  5. 5. Christy V Vazhappilly et al. Int. Journal of Engineering Research and Application Vol. 3, Issue 5, Sep-Oct 2013, pp.63-67 67 | P a g e IX. CONCLUSION The heating coil generator system of absorption refrigeration system has been replaced by plate frame type heat exchanger, there by utilizing the exhaust gases of the IC engine. Furthermore, the available heat in the exhaust gases has to be estimated based on actual I.C-Engine driving cycles. The work cycle has to be simulated, and a detailed model to calculate the two-phase binary flow of the condenser and absorber has to be developed and verified. X. ACKNOWLEDGMENT The authors would like thank Prof. P. Thangavel, Kongu Engineering College, Tamil Nadu Dr.P.Navaneethakrishnan, Kongu Engineering College, Tamil Nadu, India and R&D Engineers, for their technical support and valuable suggestions.
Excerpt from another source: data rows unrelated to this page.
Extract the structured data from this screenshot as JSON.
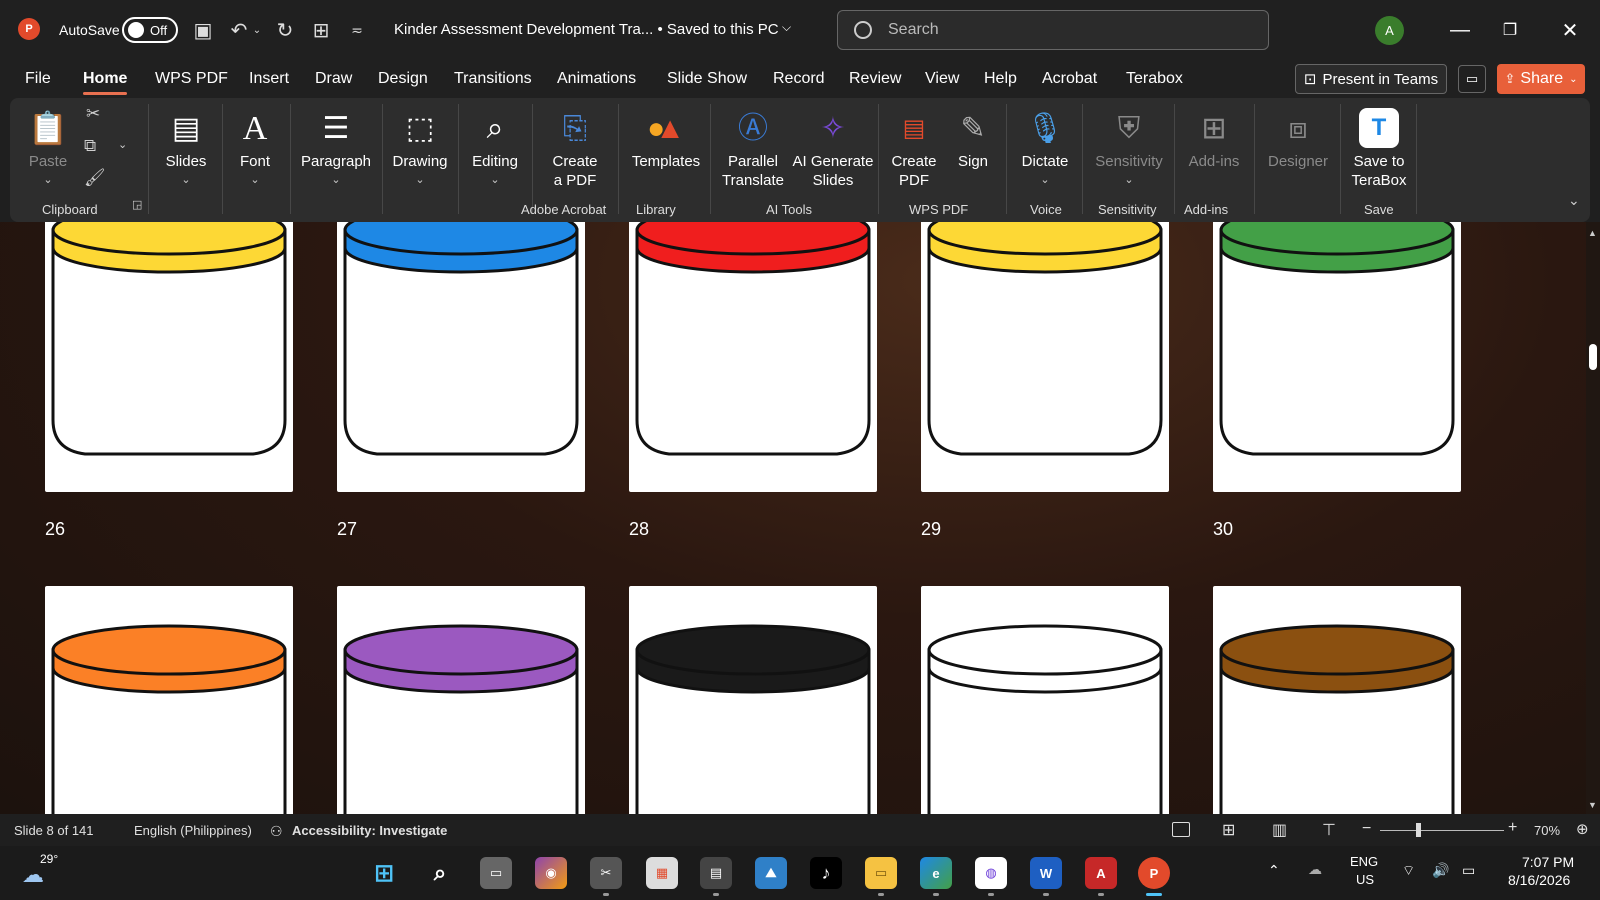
{
  "app": {
    "logo_letter": "P",
    "autosave_label": "AutoSave",
    "autosave_state": "Off",
    "doc_title": "Kinder Assessment Development Tra...  •  Saved to this PC",
    "search_placeholder": "Search",
    "avatar_letter": "A"
  },
  "menu": {
    "tabs": [
      "File",
      "Home",
      "WPS PDF",
      "Insert",
      "Draw",
      "Design",
      "Transitions",
      "Animations",
      "Slide Show",
      "Record",
      "Review",
      "View",
      "Help",
      "Acrobat",
      "Terabox"
    ],
    "active_tab": "Home",
    "present_in_teams": "Present in Teams",
    "share": "Share"
  },
  "ribbon": {
    "paste": "Paste",
    "slides": "Slides",
    "font": "Font",
    "paragraph": "Paragraph",
    "drawing": "Drawing",
    "editing": "Editing",
    "create_pdf_line1": "Create",
    "create_pdf_line2": "a PDF",
    "templates": "Templates",
    "parallel_line1": "Parallel",
    "parallel_line2": "Translate",
    "ai_gen_line1": "AI Generate",
    "ai_gen_line2": "Slides",
    "wps_create_line1": "Create",
    "wps_create_line2": "PDF",
    "sign": "Sign",
    "dictate": "Dictate",
    "sensitivity": "Sensitivity",
    "addins": "Add-ins",
    "designer": "Designer",
    "terabox_line1": "Save to",
    "terabox_line2": "TeraBox",
    "groups": {
      "clipboard": "Clipboard",
      "adobe": "Adobe Acrobat",
      "library": "Library",
      "ai_tools": "AI Tools",
      "wps_pdf": "WPS PDF",
      "voice": "Voice",
      "sensitivity": "Sensitivity",
      "addins": "Add-ins",
      "save": "Save"
    }
  },
  "slides": {
    "row1": [
      {
        "num": "26",
        "lid": "#fdd835"
      },
      {
        "num": "27",
        "lid": "#1e88e5"
      },
      {
        "num": "28",
        "lid": "#f01e1e"
      },
      {
        "num": "29",
        "lid": "#fdd835"
      },
      {
        "num": "30",
        "lid": "#43a047"
      }
    ],
    "row2": [
      {
        "lid": "#fb8026"
      },
      {
        "lid": "#9b59c0"
      },
      {
        "lid": "#1a1a1a"
      },
      {
        "lid": "#ffffff"
      },
      {
        "lid": "#8b5010"
      }
    ]
  },
  "status": {
    "slide_info": "Slide 8 of 141",
    "language": "English (Philippines)",
    "accessibility": "Accessibility: Investigate",
    "zoom": "70%"
  },
  "taskbar": {
    "temp": "29°",
    "lang_line1": "ENG",
    "lang_line2": "US",
    "time": "7:07 PM",
    "date": "8/16/2026"
  }
}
REFERENCES [1] Ajit Apte, Notes on Ammonia Absorption Refrigeration Plants for Economical and Enviro-friendly Refrigeration” [2] Arora.S.C., Domkundwar.S, (2000), A Course in Refrigeration and Air-Conditioning. [3] Cornelissen.R.L, Hirs.G.G, (1999), Thermodynamic optimisation of a heat exchanger, journal of Heat and Mass Transfer, Vol.42, pp.951-959. [4] Gu Yaxiu, Wu Yuyuan, Ke Xin, (2008), Experimental research on new solar pump-free lithium bromide absorption refrigeration system with a second generator, journal of Solar Energy, Vol.82, pp.33-42. [5] He Yijian, Hong Ronghua & Chen Guangming, (2005), Heat driven refrigeration cycle at low temperatures, journal of science, Vol.50, pp.485-489. [6] Jaime Sieres, Jose Fernandez-Seara, (2008), Calculation procedure to determine average mass transfer coefficients in packed columns from experimental data for ammonia–water absorption refrigeration system”, journal of Heat and Mass Transfer, Vol.44, pp.1229- 1239. [7] Kevin D. Rafferty, Geo-Heat P.E, Center Klamath Falls, Notes on Absorption Refrigeration, Chapter-13. [8] Koehler.J, Tegethoff.W.J, Westphalen.D, Sonnekalb.M, (1997), Absorption refrigeration system for mobile applications utilizing exhaust Gases, journal of Heat and Mass Transfer, Vol.32, pp.333-340. [9] Notes on Vapour Absorption Refrigeration Systems Based On Ammonia-Water Pair, Lession-17, IIT Kharagpur. [10] Omer Kaynakli and Recep Yamankaradeniz, (2007), Thermodynamic analysis of absorption refrigeration system based on entropy Generation, Vol. 92, No. 4, pp.472-479. [11] Plant Hudson.D.W, Gordon Brothers Industries Pty Ltd, (2002), Ammonia Absorption Refrigeration. [12] Rajput.R.K, (2004), Refrigeration and Air- Conditioning. [13] Robert Finn, (2002), Some Properties of Capillary Surfaces, journal of Mathematics, Vol.70, pp.1-23. [14] Tharves Mohideen.S and Renganarayanan.S, (2008), Experimental studies on heat and mass transfer performance of a coiled tube absorber for R134a-DMAC based absorption Cooling system, journal of Heat and Mass Transfer, Vol.45, pp.47-54. [15] K. C. Ng, T. Y. Bong, H. T. Chua and H. L. Bao, Theoretical and Experimental Analysis of an Absorption Chiller, International Journal of Refrigeration, London,Vol. 17 1994, pp. 351-358. [16] A. Bejan, J. V. C. Vargas and M. Solokov, Optimal Allocation of a Heat Exchanger Inventory in Heat-Driven Refrigerators, International Journal of Heat Mass Transfer, Vol. 38, No. 5, 1995, pp. 2997-3004. [17] C. Wu, Cooling Capacity Optimization of a Waste Heat Absorption Refrigeration Cycle, Heat Recovery Systems and CHP, Vol. 13, No. 4, 1993, pp. 161-166. [18] H. T. Chua, H. K. Toh and K. C. Ng, Thermodynamic Modeling of an Ammonia- Water Absorption Chiller, International Journal of Refrigeration, Vol. 25, No. 7, 2002, pp. 896-906. AUTHORS First Author – Christy V Vazhappilly, Assistant Professor, Department of Mechanical Engg, Jyothi Engineering College, Kerala, India., Second Author – Trijo Tharayil, Assitant Professor, Department of Mechanical Engg, Jyothi Engineering College, Kerala, India., Email: Third Author – A.P.Nagarajan, Assitant Professor, Department of Mechanical Engg, Tamilnadu College of Engineering, Tamil Nadu, India Email: